But the great historical irony and takeaway from the May 23 2015 vote was that those Ulster counties who voted – Cavan, Monaghan and Donegal – voted YES.
It is a thumping strike against the outrageously inept slogan ‘Ulster Says No‘, something that will loudly standout in Northern Ireland’s rather inglorious history.
Northern Ireland is walking a funny line at the moment, bubbling up with over-statement and over-reaction, as they the religious once again cry wolf that Christians are being persecuted; when all in fact that is being asked is that a minority be able to enjoy the same rights and privileges they themselves enjoy.
Of course, all the religious indignity and lost arguments of the past are forgotten, and the arguments and hysterics are repeated and bleated out.
I’m for the liberalising and secular tide of history and the upward arch. Northern Ireland needs to wake up and suffer a “reality check“and realise the reputational injury it’s causing itself.
Northern Ireland is on the wrong side of history, but as Ben Lowry said, and I’ve said many times before, equal-marriage will come to Northern Ireland, one way or another.
you don’t bear any burden for being born to unionist parents. it also has no meaningful correlation to *literally* having a “planter” heritage, any more than anyone who is nationalist or born south of the border has anything to do with such a heritage, regardless of their familial imposed religion or politics. this is a black and white view of the history of the people on this island. we’re never going to get over the issues of identity here if we can’t transcend the notion that someone’s born a unionist, or that that they were born into a protestant or unionist family means there’s a direct line of heritage going back centuries to the plantation. it’s counter intuitive.
Revolutions are based on issues like poverty and injustice such as the French or Russian revolutions. They are not based on sex. The outworking of the “60s” sexual revolution, which Ireland seemed to miss, is being seen in Saville et.al. We’re fifty years late and we think we’re world leaders. Pantibliss is the new Larkin? Really! The only reason the world takes notice is because of our putative Catholicism and there lies the real story, the real shock and awe.
The practical challenges facing Northern Ireland on Equal Marriage are much less than those facing the republic. Ours required a change in our constitution, hence the referendum. Northern Ireland just requires a majority in the Assembly.
The next Dail will likely bring about another referendum on abortion.

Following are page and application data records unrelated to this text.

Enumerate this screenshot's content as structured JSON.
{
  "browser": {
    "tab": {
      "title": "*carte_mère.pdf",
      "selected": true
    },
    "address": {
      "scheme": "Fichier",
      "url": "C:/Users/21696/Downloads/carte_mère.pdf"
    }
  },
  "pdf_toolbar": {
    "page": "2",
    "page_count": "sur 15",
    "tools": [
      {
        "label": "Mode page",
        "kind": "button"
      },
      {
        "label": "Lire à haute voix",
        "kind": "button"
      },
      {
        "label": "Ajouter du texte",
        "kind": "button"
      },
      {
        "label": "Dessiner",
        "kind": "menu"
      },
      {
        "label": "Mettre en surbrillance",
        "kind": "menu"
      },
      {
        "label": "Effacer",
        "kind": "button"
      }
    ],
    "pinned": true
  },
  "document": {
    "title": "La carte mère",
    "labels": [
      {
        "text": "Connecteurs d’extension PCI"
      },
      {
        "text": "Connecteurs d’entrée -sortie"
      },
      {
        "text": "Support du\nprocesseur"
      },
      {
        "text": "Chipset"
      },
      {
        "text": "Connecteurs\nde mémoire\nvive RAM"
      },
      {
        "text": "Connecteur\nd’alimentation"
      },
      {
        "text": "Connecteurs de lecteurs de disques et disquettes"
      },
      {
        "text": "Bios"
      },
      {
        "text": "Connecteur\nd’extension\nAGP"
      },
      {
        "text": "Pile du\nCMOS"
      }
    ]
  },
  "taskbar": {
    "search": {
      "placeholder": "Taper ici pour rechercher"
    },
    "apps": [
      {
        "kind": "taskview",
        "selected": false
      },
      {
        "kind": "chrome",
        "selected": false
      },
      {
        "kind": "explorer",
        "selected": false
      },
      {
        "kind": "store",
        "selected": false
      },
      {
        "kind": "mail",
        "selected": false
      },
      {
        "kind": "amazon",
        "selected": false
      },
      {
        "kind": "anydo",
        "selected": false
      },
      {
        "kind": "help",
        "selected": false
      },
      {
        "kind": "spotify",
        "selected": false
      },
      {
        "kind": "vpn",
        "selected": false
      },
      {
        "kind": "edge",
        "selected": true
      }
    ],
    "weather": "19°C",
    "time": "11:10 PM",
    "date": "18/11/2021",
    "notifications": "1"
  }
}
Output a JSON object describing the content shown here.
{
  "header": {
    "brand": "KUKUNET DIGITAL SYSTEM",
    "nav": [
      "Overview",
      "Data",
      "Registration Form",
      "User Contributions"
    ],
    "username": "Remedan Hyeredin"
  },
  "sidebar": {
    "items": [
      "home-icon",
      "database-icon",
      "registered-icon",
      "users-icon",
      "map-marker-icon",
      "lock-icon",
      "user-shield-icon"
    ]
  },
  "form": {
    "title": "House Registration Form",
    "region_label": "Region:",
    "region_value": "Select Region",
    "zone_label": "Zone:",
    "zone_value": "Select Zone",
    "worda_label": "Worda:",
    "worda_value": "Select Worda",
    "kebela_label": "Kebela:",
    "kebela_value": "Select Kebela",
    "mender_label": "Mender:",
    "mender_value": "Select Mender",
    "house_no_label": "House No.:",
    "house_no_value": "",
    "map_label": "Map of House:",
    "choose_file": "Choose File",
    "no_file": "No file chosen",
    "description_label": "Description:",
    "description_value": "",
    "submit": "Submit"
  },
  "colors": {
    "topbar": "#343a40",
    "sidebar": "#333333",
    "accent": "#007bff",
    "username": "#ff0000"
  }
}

A consensus has been building on allowing abortion in the events of fatal fetal abnormality, rape and incest, accelerated by the Savita Halappanavar case in 2012. This will have to be brought about by legislative change, based on the probable removal of the constitutional ban on abortion.
This is going to be a real ding-dong battle between the forces of liberalism and conservatism in the republic. There’ll be skin and hair flying!
Phew! By a whisker! Sighs of relief across Free West-Ulster! Special vote of thanks and All-Ireland Rainbow Medals to all of those Gallant 34 voters in Donegal South-West who saved us from that unthinkable West-of-the-Shannon Shame by a magnificent 50.1%YES to 49.9%NO, snatching Glorious Victory from the baleful jaws of Ignominious Defeat. Not forgetting, of course, the Breffni Boys and those 731 Rainbow Warriors of Cavan-Monaghan who squeaked home with a barely 1.3% margin of 50.6%YES to 49.4%NO. So, no reason why our south-eastern ‘pene-enclave’ our ‘last bastion of discrimination and discriminalisation’ shouldn’t rise to the dizzying heights of Donegal and Cavan-Monaghan, if given the chance. They really haven’t set the bar too high for even their most Leviticus-bound neighbours to leap. Bring it on!